From Keystone Species to Ecosystem Transformer: The Changing Role of Prairie Dogs on the Front Range
Prairie dogs have long been a natural agent of change for ecosystems in the American West. But paired with recent climate change and human development, they are now turning certain Boulder grasslands into small-scale dust bowls.
During a recent visit to Teller Farm Open Space near Boulder, Colo., Tim Seastedt, a University of Colorado prairie ecologist, described this desertification process to a group of graduate students. A recurring plague is the only thing keeping the prairie dog population in check, he said, but the rodents may no longer be so susceptible.
“It’s impressive how they seem to persist,” Seastedt said.
The prairie dog has historically been a keystone species in the prairie grassland ecosystem, helping to create suitable habitat for a variety of other species, including burrowing owls and black-tailed ferrets. But the prairie dog’s role, too, is changing.
Seastedt now describes prairie dogs as “ecosystem transformers.”
Under normal conditions, the rodents relocate their colonies frequently so they can graze the short grass prairie and move on before the grass is gone. But today’s increased temperatures, longer growing seasons, and wetter winters mean the grass is being displaced by leafy plants and shrubs—many of them non-native.

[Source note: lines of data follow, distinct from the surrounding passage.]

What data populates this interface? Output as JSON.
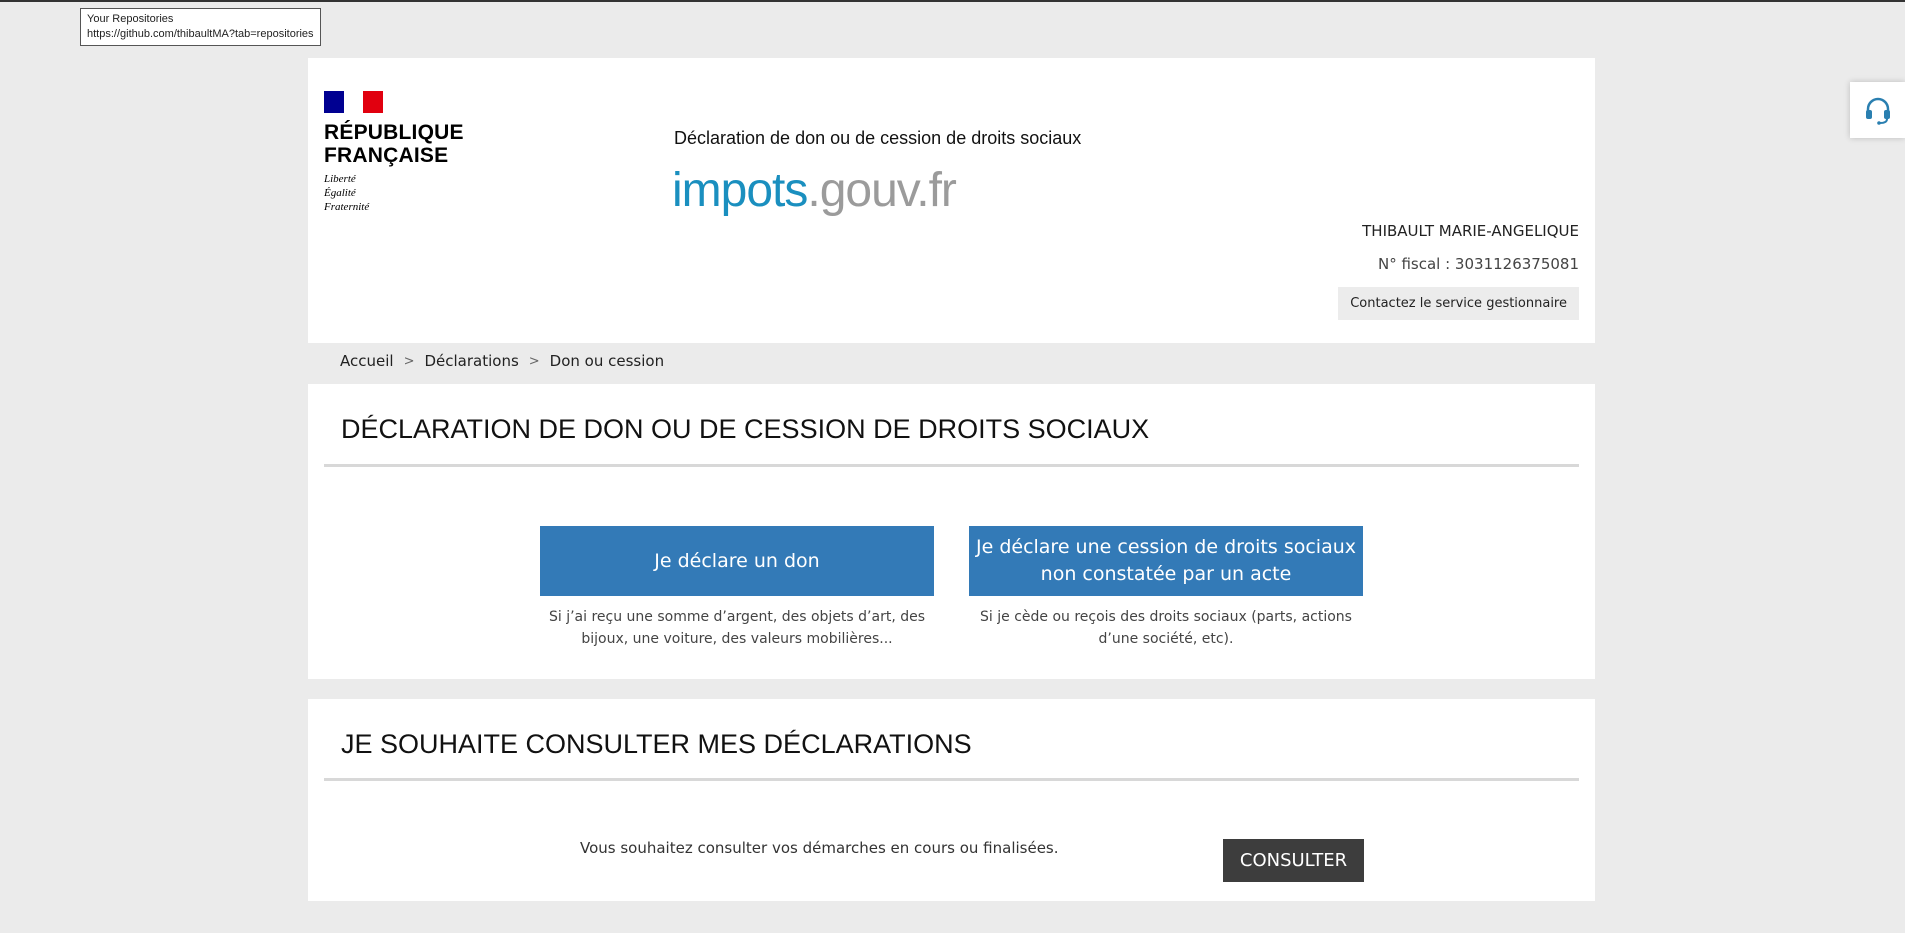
{
  "tooltip": {
    "title": "Your Repositories",
    "url": "https://github.com/thibaultMA?tab=repositories"
  },
  "header": {
    "republique_name": "RÉPUBLIQUE\nFRANÇAISE",
    "motto": "Liberté\nÉgalité\nFraternité",
    "service_title": "Déclaration de don ou de cession de droits sociaux",
    "brand": {
      "part1": "impots",
      "part2": ".gouv",
      "part3": ".fr"
    },
    "user_name": "THIBAULT MARIE-ANGELIQUE",
    "fiscal_number": "N° fiscal : 3031126375081",
    "contact_button": "Contactez le service gestionnaire"
  },
  "breadcrumb": {
    "items": [
      "Accueil",
      "Déclarations",
      "Don ou cession"
    ],
    "separator": ">"
  },
  "declaration_section": {
    "title": "DÉCLARATION DE DON OU DE CESSION DE DROITS SOCIAUX",
    "don_button": "Je déclare un don",
    "don_description": "Si j’ai reçu une somme d’argent, des objets d’art, des bijoux, une voiture, des valeurs mobilières...",
    "cession_button": "Je déclare une cession de droits sociaux non constatée par un acte",
    "cession_description": "Si je cède ou reçois des droits sociaux (parts, actions d’une société, etc)."
  },
  "consult_section": {
    "title": "JE SOUHAITE CONSULTER MES DÉCLARATIONS",
    "text": "Vous souhaitez consulter vos démarches en cours ou finalisées.",
    "button": "CONSULTER"
  },
  "colors": {
    "primary_button": "#337ab7",
    "consult_button": "#3d3d3d",
    "brand_blue": "#1a8fbf",
    "brand_grey": "#9b9b9b",
    "flag_blue": "#000091",
    "flag_red": "#e1000f"
  },
  "icons": {
    "help": "headset-icon"
  }
}
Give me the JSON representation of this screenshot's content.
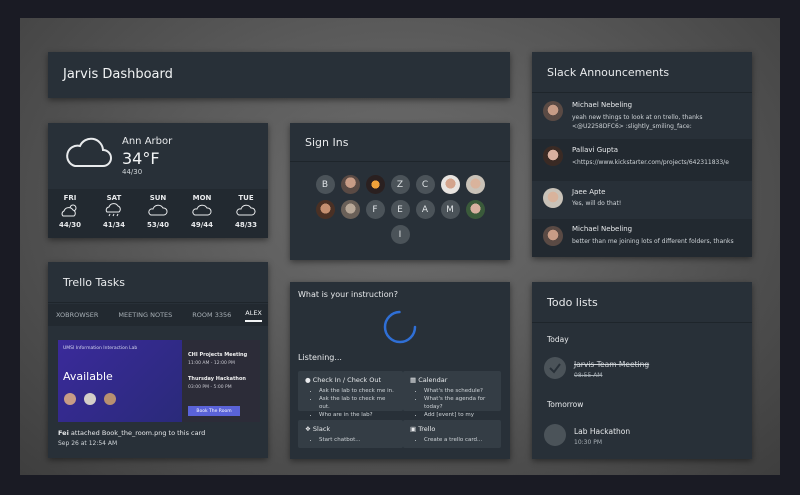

According to Seastedt, "shrublands don't have the ecological service" of prairie grasslands. Not only are they less palatable for grazers, but they also cause increased wind erosion, which is becoming more common along the Front Range, including at Teller Farm.
Even if the grass is greener on the other side of the fence or road, habitat fragmentation no longer allows prairie dogs to cross these barriers, so their colonies are denser and put more strain on the environment.
The result is increased erosion and a loss of soil fertility, Seastedt said. The first reports of winter dust storms caused by prairie dog induced erosion came from Fort Collins in 2006 and have since been reported in Boulder with increasing frequency.
The congested prairie dog colonies are also vulnerable to sylvatic plague, a non-native disease for which the animals have historically had little or no resistance. But the increasing frequency of survivors suggests prairie dogs are now developing immunity to the disease.
Seastedt said the plague recurs approximately once every decade. Since the mid 90s, the plague has served as a convenient, if temporary, solution to the prairie dog overpopulation problem on the Front Range.
Prairie dogs are simultaneously protected by the Colorado Division of Wildlife and considered a pest by the state’s Department of Agriculture. And they are a source of contentious debate for land managers and local residents alike.
The City of Boulder Open Space & Mountain Parks manages prairie dog habitat within Boulder County. According to the 2009 Grassland Management Plan, that habitat consists of 5,200 acres in Boulder County and excludes tall grass prairies and the foothills. Another 5,000 are designated as Multiple Use Areas, which allow prairie dogs to colonize as long as they do not negatively impact the land’s other uses.
In terms of a long-term solution for the evolving grasslands and their furry inhabitants, Seastedt said he has “yet to find one that’s win-win for all involved.”